## Website and app data records
▬▬▬▬▬▬

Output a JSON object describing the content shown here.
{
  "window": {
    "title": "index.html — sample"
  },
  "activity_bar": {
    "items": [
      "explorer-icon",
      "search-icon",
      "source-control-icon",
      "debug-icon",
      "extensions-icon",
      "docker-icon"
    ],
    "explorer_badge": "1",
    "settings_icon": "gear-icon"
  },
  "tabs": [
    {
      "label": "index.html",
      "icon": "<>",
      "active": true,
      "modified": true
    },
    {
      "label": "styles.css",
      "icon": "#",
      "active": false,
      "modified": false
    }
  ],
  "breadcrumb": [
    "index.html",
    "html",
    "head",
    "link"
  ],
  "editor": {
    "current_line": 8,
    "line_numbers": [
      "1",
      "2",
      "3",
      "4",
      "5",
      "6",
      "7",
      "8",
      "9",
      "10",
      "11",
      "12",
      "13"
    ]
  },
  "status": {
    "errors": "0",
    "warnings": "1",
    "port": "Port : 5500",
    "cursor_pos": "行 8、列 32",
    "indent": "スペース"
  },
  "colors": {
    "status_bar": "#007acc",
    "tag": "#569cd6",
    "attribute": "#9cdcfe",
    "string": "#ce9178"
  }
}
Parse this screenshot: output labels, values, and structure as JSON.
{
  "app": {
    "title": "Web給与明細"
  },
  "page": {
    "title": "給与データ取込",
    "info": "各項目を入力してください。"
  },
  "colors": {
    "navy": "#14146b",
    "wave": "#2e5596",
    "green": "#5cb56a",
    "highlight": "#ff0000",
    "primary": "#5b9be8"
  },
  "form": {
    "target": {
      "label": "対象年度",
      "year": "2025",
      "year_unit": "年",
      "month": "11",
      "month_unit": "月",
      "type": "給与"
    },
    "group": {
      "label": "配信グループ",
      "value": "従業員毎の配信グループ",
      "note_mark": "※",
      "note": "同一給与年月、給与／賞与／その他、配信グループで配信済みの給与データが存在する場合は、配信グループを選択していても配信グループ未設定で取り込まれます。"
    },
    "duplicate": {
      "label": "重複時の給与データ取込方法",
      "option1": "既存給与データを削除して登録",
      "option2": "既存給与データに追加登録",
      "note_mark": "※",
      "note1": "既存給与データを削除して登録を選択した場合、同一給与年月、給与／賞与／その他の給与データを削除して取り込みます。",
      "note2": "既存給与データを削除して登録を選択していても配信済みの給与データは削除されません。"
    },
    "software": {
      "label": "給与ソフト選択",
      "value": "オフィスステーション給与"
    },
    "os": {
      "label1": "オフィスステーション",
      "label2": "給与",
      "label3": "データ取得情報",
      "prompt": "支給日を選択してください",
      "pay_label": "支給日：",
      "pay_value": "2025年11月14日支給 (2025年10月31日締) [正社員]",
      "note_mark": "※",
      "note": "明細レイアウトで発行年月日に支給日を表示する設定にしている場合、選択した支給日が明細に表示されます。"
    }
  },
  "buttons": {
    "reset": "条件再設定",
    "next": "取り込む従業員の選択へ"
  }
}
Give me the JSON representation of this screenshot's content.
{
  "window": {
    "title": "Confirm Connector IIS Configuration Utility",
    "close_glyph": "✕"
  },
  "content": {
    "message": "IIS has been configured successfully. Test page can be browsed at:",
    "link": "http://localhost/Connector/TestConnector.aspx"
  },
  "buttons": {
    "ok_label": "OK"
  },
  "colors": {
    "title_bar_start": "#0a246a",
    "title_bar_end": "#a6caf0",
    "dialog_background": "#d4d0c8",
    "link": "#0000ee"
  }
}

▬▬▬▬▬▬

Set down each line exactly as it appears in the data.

Output a JSON object describing the content shown here.
{
  "window": {
    "title": "index.html — sample"
  },
  "activity_bar": {
    "items": [
      "explorer-icon",
      "search-icon",
      "source-control-icon",
      "debug-icon",
      "extensions-icon",
      "docker-icon"
    ],
    "explorer_badge": "1",
    "settings_icon": "gear-icon"
  },
  "tabs": [
    {
      "label": "index.html",
      "icon": "<>",
      "active": true,
      "modified": true
    },
    {
      "label": "styles.css",
      "icon": "#",
      "active": false,
      "modified": false
    }
  ],
  "breadcrumb": [
    "index.html",
    "html",
    "head",
    "link"
  ],
  "editor": {
    "current_line": 8,
    "line_numbers": [
      "1",
      "2",
      "3",
      "4",
      "5",
      "6",
      "7",
      "8",
      "9",
      "10",
      "11",
      "12",
      "13"
    ]
  },
  "status": {
    "errors": "0",
    "warnings": "1",
    "port": "Port : 5500",
    "cursor_pos": "行 8、列 32",
    "indent": "スペース"
  },
  "colors": {
    "status_bar": "#007acc",
    "tag": "#569cd6",
    "attribute": "#9cdcfe",
    "string": "#ce9178"
  }
}
Parse this screenshot: output labels, values, and structure as JSON.
{
  "app": {
    "title": "Web給与明細"
  },
  "page": {
    "title": "給与データ取込",
    "info": "各項目を入力してください。"
  },
  "colors": {
    "navy": "#14146b",
    "wave": "#2e5596",
    "green": "#5cb56a",
    "highlight": "#ff0000",
    "primary": "#5b9be8"
  },
  "form": {
    "target": {
      "label": "対象年度",
      "year": "2025",
      "year_unit": "年",
      "month": "11",
      "month_unit": "月",
      "type": "給与"
    },
    "group": {
      "label": "配信グループ",
      "value": "従業員毎の配信グループ",
      "note_mark": "※",
      "note": "同一給与年月、給与／賞与／その他、配信グループで配信済みの給与データが存在する場合は、配信グループを選択していても配信グループ未設定で取り込まれます。"
    },
    "duplicate": {
      "label": "重複時の給与データ取込方法",
      "option1": "既存給与データを削除して登録",
      "option2": "既存給与データに追加登録",
      "note_mark": "※",
      "note1": "既存給与データを削除して登録を選択した場合、同一給与年月、給与／賞与／その他の給与データを削除して取り込みます。",
      "note2": "既存給与データを削除して登録を選択していても配信済みの給与データは削除されません。"
    },
    "software": {
      "label": "給与ソフト選択",
      "value": "オフィスステーション給与"
    },
    "os": {
      "label1": "オフィスステーション",
      "label2": "給与",
      "label3": "データ取得情報",
      "prompt": "支給日を選択してください",
      "pay_label": "支給日：",
      "pay_value": "2025年11月14日支給 (2025年10月31日締) [正社員]",
      "note_mark": "※",
      "note": "明細レイアウトで発行年月日に支給日を表示する設定にしている場合、選択した支給日が明細に表示されます。"
    }
  },
  "buttons": {
    "reset": "条件再設定",
    "next": "取り込む従業員の選択へ"
  }
}
Give me the JSON representation of this screenshot's content.
{
  "window": {
    "title": "Confirm Connector IIS Configuration Utility",
    "close_glyph": "✕"
  },
  "content": {
    "message": "IIS has been configured successfully. Test page can be browsed at:",
    "link": "http://localhost/Connector/TestConnector.aspx"
  },
  "buttons": {
    "ok_label": "OK"
  },
  "colors": {
    "title_bar_start": "#0a246a",
    "title_bar_end": "#a6caf0",
    "dialog_background": "#d4d0c8",
    "link": "#0000ee"
  }
}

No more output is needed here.